Report the count of lines in the records that contain "danych", without any added text.
Segment Start: EXTRACTED ENTRIES
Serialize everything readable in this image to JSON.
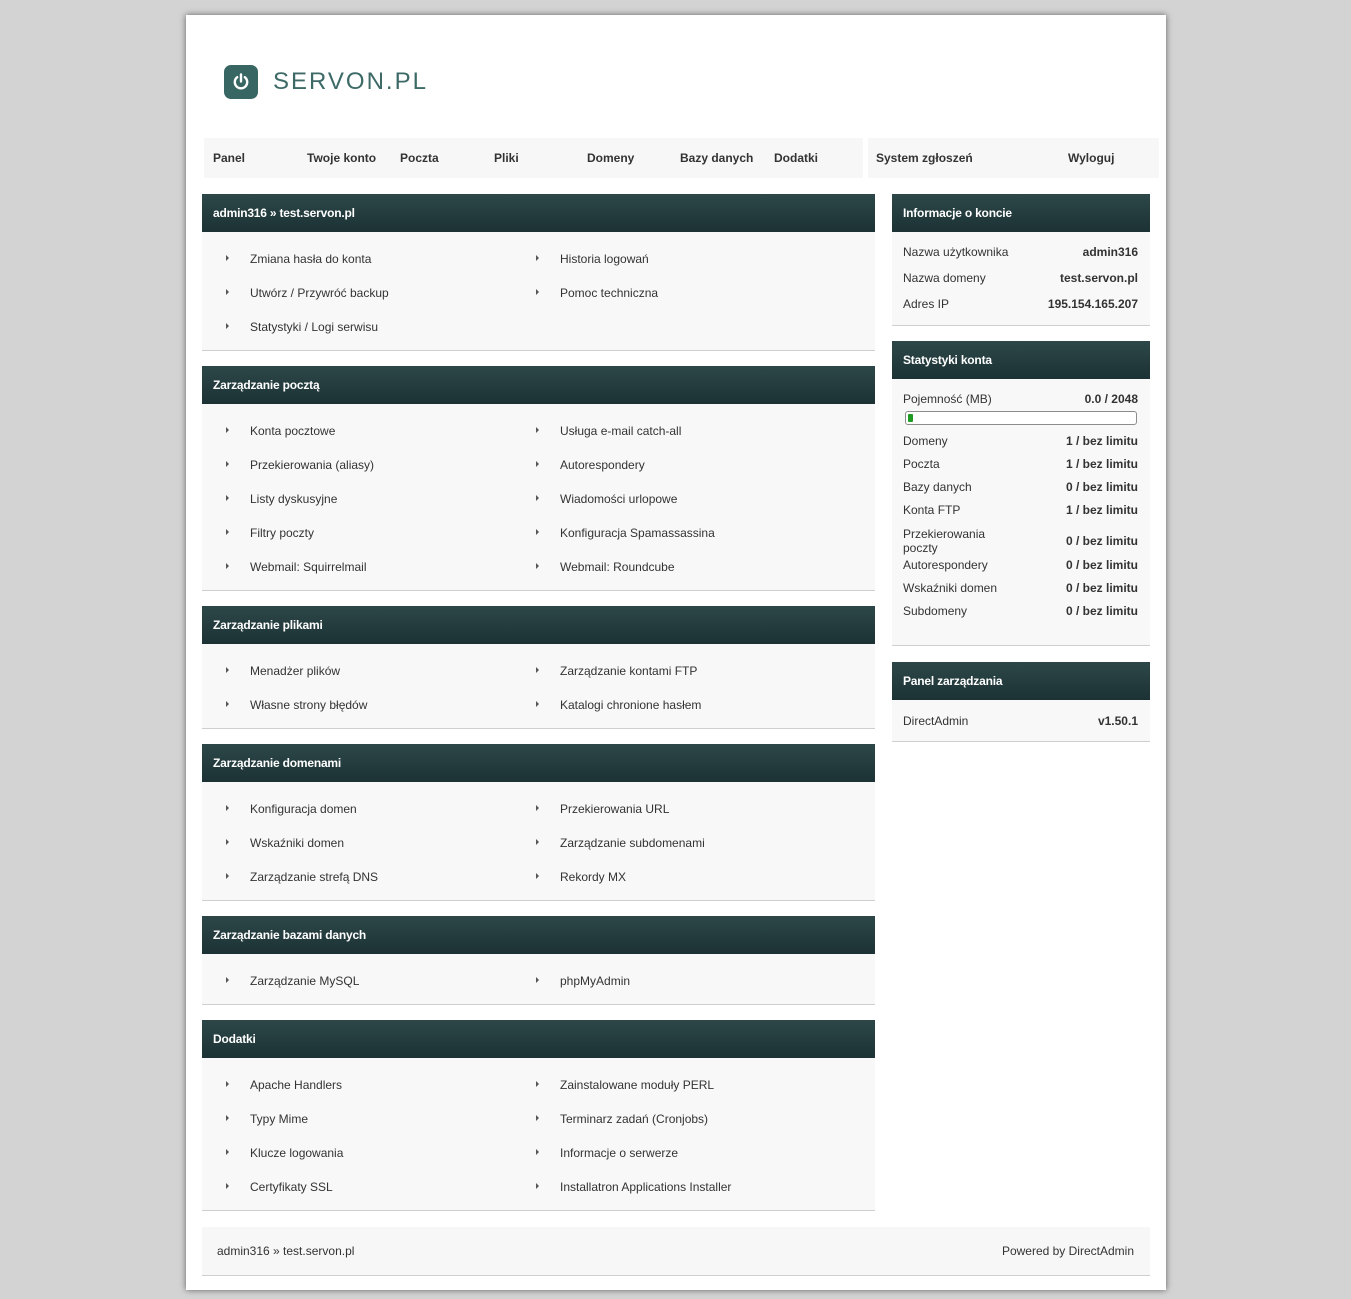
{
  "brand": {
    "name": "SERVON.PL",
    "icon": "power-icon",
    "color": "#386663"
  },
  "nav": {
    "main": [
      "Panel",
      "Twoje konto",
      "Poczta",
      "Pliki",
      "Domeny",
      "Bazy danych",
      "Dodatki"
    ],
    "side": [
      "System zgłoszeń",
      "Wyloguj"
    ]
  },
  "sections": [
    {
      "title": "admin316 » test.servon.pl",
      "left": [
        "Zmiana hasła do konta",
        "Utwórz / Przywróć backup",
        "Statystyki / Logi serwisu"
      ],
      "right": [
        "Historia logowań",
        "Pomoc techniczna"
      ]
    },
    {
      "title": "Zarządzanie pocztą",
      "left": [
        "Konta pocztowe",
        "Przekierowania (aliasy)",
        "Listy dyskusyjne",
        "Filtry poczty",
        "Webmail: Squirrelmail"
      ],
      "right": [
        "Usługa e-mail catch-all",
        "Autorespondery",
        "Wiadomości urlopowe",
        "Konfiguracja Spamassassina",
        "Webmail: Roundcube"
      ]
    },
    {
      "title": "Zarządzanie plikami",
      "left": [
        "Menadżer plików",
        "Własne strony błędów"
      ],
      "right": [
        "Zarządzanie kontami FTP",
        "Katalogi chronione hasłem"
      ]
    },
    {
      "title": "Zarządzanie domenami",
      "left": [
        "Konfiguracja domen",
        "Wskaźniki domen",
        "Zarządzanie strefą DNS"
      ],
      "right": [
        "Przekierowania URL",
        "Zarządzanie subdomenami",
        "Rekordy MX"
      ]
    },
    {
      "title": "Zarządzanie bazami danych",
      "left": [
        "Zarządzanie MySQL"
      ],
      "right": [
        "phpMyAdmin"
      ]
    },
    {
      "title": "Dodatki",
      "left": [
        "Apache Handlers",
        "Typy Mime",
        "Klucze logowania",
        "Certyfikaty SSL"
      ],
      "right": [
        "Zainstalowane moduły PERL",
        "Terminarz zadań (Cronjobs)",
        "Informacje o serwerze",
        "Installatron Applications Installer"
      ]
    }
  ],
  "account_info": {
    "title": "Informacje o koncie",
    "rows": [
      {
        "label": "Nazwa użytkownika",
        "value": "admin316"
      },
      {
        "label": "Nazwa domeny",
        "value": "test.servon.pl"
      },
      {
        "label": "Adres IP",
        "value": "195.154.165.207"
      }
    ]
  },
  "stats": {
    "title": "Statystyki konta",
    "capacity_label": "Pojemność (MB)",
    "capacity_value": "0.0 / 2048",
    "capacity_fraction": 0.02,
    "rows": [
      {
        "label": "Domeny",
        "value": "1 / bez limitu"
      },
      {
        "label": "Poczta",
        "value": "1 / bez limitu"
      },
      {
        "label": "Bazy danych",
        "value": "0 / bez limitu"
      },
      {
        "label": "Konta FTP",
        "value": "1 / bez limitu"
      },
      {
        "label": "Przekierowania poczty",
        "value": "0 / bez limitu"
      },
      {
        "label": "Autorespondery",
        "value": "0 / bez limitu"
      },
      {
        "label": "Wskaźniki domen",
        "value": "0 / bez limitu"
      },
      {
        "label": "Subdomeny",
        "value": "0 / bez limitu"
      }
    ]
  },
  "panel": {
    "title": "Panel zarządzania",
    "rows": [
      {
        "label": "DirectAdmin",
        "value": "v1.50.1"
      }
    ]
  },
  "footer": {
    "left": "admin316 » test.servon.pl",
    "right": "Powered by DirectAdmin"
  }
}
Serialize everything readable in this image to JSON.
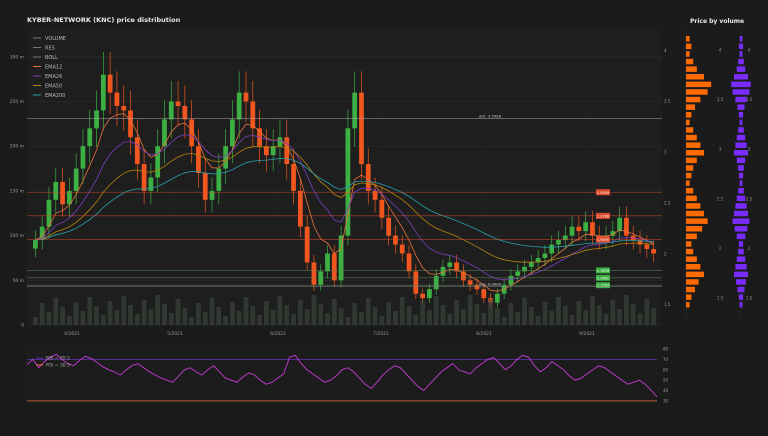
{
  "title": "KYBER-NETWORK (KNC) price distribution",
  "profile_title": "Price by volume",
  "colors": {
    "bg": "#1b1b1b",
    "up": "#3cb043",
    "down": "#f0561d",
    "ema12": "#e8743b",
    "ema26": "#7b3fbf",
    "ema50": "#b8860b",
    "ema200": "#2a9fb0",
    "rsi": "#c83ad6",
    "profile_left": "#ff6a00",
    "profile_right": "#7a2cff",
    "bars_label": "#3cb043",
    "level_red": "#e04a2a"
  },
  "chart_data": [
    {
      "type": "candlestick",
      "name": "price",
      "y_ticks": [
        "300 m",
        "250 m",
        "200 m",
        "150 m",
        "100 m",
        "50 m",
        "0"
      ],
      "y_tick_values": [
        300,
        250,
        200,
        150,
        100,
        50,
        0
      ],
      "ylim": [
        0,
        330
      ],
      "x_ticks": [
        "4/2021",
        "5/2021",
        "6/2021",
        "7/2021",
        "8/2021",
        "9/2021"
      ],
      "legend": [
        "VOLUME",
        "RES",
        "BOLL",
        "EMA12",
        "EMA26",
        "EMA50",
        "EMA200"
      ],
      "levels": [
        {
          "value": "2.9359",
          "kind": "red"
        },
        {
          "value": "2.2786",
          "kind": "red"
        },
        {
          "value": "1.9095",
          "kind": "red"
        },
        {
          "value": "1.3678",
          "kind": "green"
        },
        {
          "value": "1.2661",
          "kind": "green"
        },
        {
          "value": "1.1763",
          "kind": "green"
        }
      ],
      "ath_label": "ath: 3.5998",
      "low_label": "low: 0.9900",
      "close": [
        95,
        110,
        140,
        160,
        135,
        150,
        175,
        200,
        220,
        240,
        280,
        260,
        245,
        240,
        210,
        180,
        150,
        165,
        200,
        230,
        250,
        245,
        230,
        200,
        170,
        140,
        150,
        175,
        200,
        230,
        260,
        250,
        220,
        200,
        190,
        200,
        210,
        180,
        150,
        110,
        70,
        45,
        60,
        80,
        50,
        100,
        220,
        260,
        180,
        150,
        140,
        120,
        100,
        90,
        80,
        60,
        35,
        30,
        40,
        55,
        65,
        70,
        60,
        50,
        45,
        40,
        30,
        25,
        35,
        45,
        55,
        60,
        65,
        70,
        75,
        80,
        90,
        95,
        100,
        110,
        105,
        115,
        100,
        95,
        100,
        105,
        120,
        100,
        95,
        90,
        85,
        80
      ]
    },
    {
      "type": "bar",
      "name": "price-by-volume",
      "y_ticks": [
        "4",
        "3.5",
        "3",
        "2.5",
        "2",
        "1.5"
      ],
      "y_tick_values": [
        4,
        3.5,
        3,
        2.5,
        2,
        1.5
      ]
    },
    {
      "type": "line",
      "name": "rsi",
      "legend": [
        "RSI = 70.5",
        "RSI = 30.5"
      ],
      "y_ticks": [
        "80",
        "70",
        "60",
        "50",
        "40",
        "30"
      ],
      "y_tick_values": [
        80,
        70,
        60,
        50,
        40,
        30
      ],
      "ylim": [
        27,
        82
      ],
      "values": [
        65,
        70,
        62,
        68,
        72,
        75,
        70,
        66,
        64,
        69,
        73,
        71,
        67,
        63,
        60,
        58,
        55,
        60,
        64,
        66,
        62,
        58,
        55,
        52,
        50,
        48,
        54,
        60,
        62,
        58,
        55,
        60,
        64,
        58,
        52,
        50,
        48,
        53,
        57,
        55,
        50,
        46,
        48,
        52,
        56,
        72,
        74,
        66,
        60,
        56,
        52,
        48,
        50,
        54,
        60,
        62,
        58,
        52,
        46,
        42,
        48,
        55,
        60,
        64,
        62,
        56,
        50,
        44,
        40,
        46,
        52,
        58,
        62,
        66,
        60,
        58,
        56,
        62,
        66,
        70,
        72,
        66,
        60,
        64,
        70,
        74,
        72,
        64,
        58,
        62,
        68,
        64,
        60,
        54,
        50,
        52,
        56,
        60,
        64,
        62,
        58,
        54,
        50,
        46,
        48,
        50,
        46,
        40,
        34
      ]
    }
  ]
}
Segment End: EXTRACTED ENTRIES
§ SOLVED PROBLEM
3